The spectacular ‘ice pillars’ seen over many parts of North America were easy to explain, though startling to some. They look exactly like pillars of light descending from (or rising into) the sky; Washington Post reporter Kathryn Prociv thought it looked “as if a Canadian town is being abducted by aliens.”
Also known as light pillars, ice pillars are common inside the Arctic Circle, but the cold snap brought them much further south than usual. An ice pillar is an optical illusion, like a rainbow, but caused by reflection rather than refraction. In the cold, moisture in the air crystallises out as tiny flakes. These crystals tend to be hexagonal and flat, and align themselves roughly horizontally as they slowly drift down. The crystals in the air above a light source reflect it back to an observer, giving the illusion of a pillar of light above the source. The effect is most dramatic at night, when different coloured artificial lights – orange, blue, white – send up rods of light.
The low temperature may also cause the sea to freeze over, sometimes with surprising results. Seawater normally freezes at about minus 4˚C, and the ice forms as small needle-like crystals, each 3mm or 4mm long, known as frazil ice. Where the ocean is smooth, the crystals join together in a single unbroken sheet, but in rough water they form into rough, slushy discs known as pancake ice. These are the curious ‘ice circles’ in the 1914 postcard published in the last issue [ FT363:71]. In a rough sea the slushy ice can remain for some time before freezing over, and this gives rise to what are known as ‘Slurpee waves’ after a frozen soft drink. In January, surfers visiting the beach at Nantucket, Massachusetts, were surprised to find waves made of slush where frazil ice had reached the shore. The most eerie aspect of the scene was the silence: rather than the roar of breakers, the slush waves folded over soundlessly. They lasted for several hours, giving local photographers a chance to take spectacular pictures before the sea froze over completely.
Lake Erie also witnessed an unusual phenomenon in January: ice shove. This occurs when an onshore wind pushes a sheet of ice up the beach, causing it to fracture and pile up. The result was a ridge of ice blocks along the shoreline more than 10m (33ft) high and several hundred metres long.

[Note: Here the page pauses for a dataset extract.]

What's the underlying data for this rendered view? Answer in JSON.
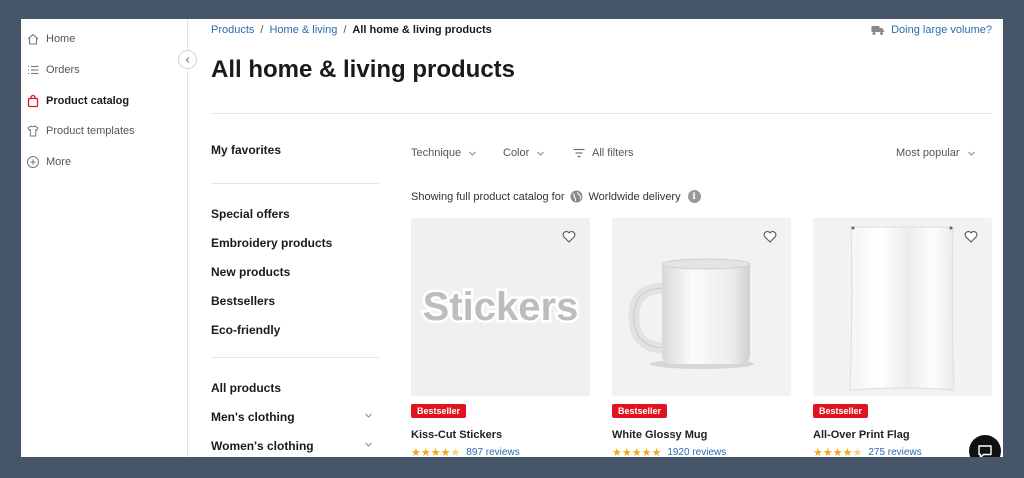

Similar ice shoves have been known to destroy lakefront properties, and in this case West Lakeshore Drive was closed for some time as the blocks of ice spilled over it like an icy landslide.
While Britain was not lucky (or unlucky) enough to experience these extreme effects, at least one unusual phenomenon was spotted. Snow rollers are giant, cylindrical snowballs, often hollow in the middle [see FT260:6-7]. They are formed when there is strong wind and a covering of snow damp enough to stick together. The wind lifts up the edge of a sheet of snow and rolls it over; as in the process of building a snowman, the roller picks up snow from the ground and can grow to considerable size.
In January, hundreds of snow rollers were photographed in Lanarkshire, each with a trail behind it. Again, rollers are rare because they require the right balance of conditions. If it is too cold, the snow is dry and does not stick together. The wind has to be strong enough to start rollers going, but not so strong it breaks them up and blows the snow away.
Climate change scientists suggest that severe winters may become more common. In which case ice quakes and Slurpee waves may become the new normal, and the conditions that give rise to them will become better understood.
LEFT: A snow roller in Lanarkshire.